When Jamieson started out, his responsibilities entailed regular visits to the hospital either to admit patients or simply make the rounds on patients already there. Those duties are now performed by interning physicians who send Jamieson updates. It might seem like a small thing, but the change helped Jamieson get more sleep and focus on patients at the clinic. There is also significantly more outpatient treatment available for most problems.

“If you had a blood clot when I started, you’d be in a hospital for seven days and I would have to go to the hospital and check in on you every day. Now they start you on shots you give yourself and a pill and it works fine,” Jamieson said.

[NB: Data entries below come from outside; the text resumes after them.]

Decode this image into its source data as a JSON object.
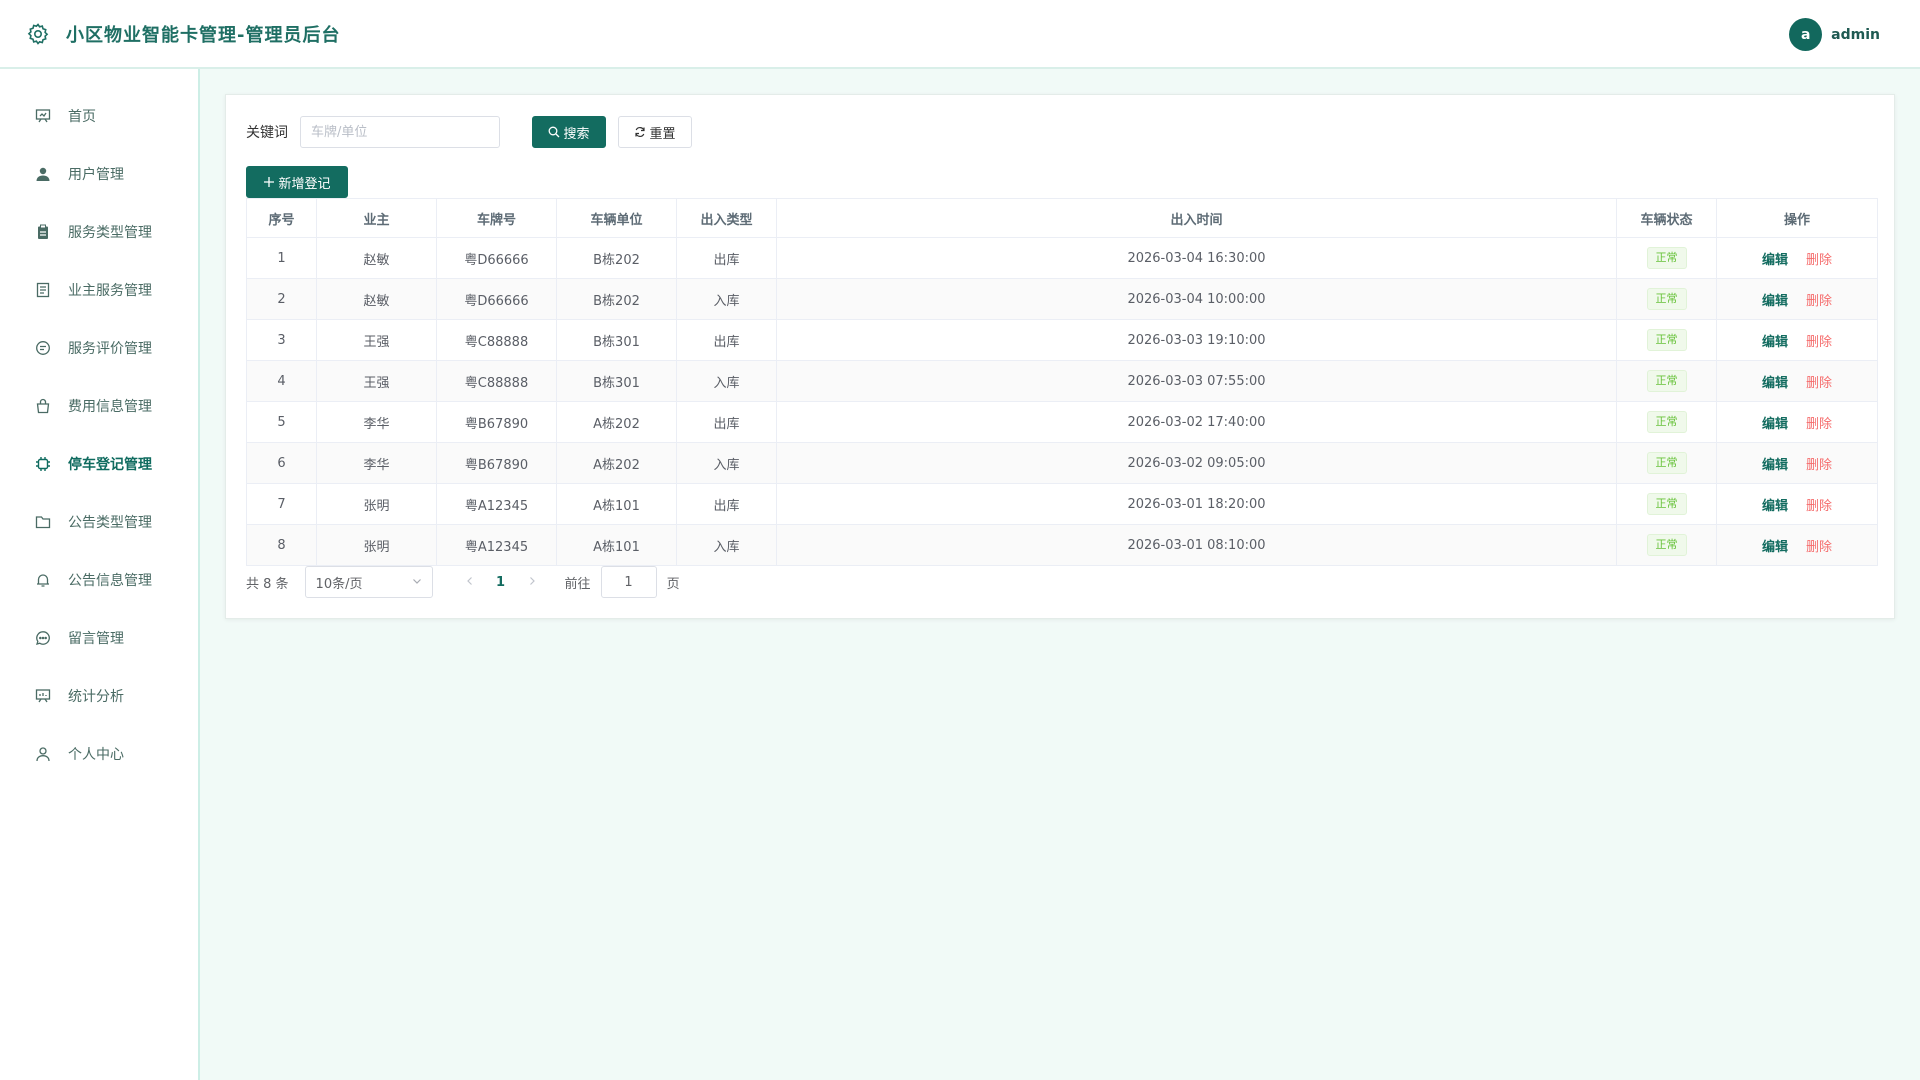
{
  "header": {
    "title": "小区物业智能卡管理-管理员后台",
    "logo_icon": "gear-icon",
    "avatar_letter": "a",
    "username": "admin"
  },
  "sidebar": {
    "items": [
      {
        "label": "首页",
        "icon": "presentation-icon"
      },
      {
        "label": "用户管理",
        "icon": "user-icon"
      },
      {
        "label": "服务类型管理",
        "icon": "clipboard-icon"
      },
      {
        "label": "业主服务管理",
        "icon": "document-icon"
      },
      {
        "label": "服务评价管理",
        "icon": "chat-icon"
      },
      {
        "label": "费用信息管理",
        "icon": "bag-icon"
      },
      {
        "label": "停车登记管理",
        "icon": "chip-icon",
        "active": true
      },
      {
        "label": "公告类型管理",
        "icon": "folder-icon"
      },
      {
        "label": "公告信息管理",
        "icon": "bell-icon"
      },
      {
        "label": "留言管理",
        "icon": "message-icon"
      },
      {
        "label": "统计分析",
        "icon": "chart-board-icon"
      },
      {
        "label": "个人中心",
        "icon": "user-outline-icon"
      }
    ]
  },
  "search": {
    "label": "关键词",
    "placeholder": "车牌/单位",
    "value": "",
    "search_button": "搜索",
    "reset_button": "重置",
    "add_button": "新增登记"
  },
  "table": {
    "columns": [
      "序号",
      "业主",
      "车牌号",
      "车辆单位",
      "出入类型",
      "出入时间",
      "车辆状态",
      "操作"
    ],
    "rows": [
      {
        "no": "1",
        "owner": "赵敏",
        "plate": "粤D66666",
        "unit": "B栋202",
        "type": "出库",
        "time": "2026-03-04 16:30:00",
        "status": "正常"
      },
      {
        "no": "2",
        "owner": "赵敏",
        "plate": "粤D66666",
        "unit": "B栋202",
        "type": "入库",
        "time": "2026-03-04 10:00:00",
        "status": "正常"
      },
      {
        "no": "3",
        "owner": "王强",
        "plate": "粤C88888",
        "unit": "B栋301",
        "type": "出库",
        "time": "2026-03-03 19:10:00",
        "status": "正常"
      },
      {
        "no": "4",
        "owner": "王强",
        "plate": "粤C88888",
        "unit": "B栋301",
        "type": "入库",
        "time": "2026-03-03 07:55:00",
        "status": "正常"
      },
      {
        "no": "5",
        "owner": "李华",
        "plate": "粤B67890",
        "unit": "A栋202",
        "type": "出库",
        "time": "2026-03-02 17:40:00",
        "status": "正常"
      },
      {
        "no": "6",
        "owner": "李华",
        "plate": "粤B67890",
        "unit": "A栋202",
        "type": "入库",
        "time": "2026-03-02 09:05:00",
        "status": "正常"
      },
      {
        "no": "7",
        "owner": "张明",
        "plate": "粤A12345",
        "unit": "A栋101",
        "type": "出库",
        "time": "2026-03-01 18:20:00",
        "status": "正常"
      },
      {
        "no": "8",
        "owner": "张明",
        "plate": "粤A12345",
        "unit": "A栋101",
        "type": "入库",
        "time": "2026-03-01 08:10:00",
        "status": "正常"
      }
    ],
    "edit_label": "编辑",
    "delete_label": "删除"
  },
  "pagination": {
    "total_text": "共 8 条",
    "page_size": "10条/页",
    "current_page": "1",
    "goto_label": "前往",
    "goto_value": "1",
    "page_unit": "页"
  },
  "colors": {
    "accent": "#136c60",
    "danger": "#f56c6c",
    "success": "#67c23a"
  }
}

In 2011, with major changes coming as a result of the Affordable Care Act (ACA), Jamieson and Thomas sold the clinic to WVP Medical Clinics. Jamieson sees both good and frustrating things in what the ACA accomplished, but if 34 years in medicine taught him anything, it’s flexibility.

Still after all that time, and with retirement a mere week away, Jamieson can still find himself reeling at the thought of all his career has entailed.

“I was doing a sports physical the other day and I looked over at the boy’s mom and said, ‘You know, you would have been about the same age when I first started seeing you,’” he said.

Jamieson has treated as many as five generations of the same family, and has numerous families in which he’s treated three generations. Given that entrenchment in people’s lives, he’s tried to assuage the fears that come with change.

“I won’t be here, but people will still come before paper and our patients’ time will be treated as valuably as our own,” he said.

More than that though, it’s left him with a different sense of awe – at the lessons in humility his patients have taught him. Jamieson and Thomas never put up billboards or paid for a lot of advertising even when competition came to town. They relied mostly on word-of-mouth. It was only recently, during the summer of the long goodbye, that Jamieson is able to comprehend the scope of his impact on the lives of his patients, in those moments after the scheduled appointments are over.

“It’s been humbling to realize that they trusted me and the other staff with their healthcare needs and we take that very seriously,” he said. “Hearing people thanking me has been very humbling and I did not realize the impact I had. I always figured I’m just one of many family doctors, but some of my patients kept coming back for 30 years.”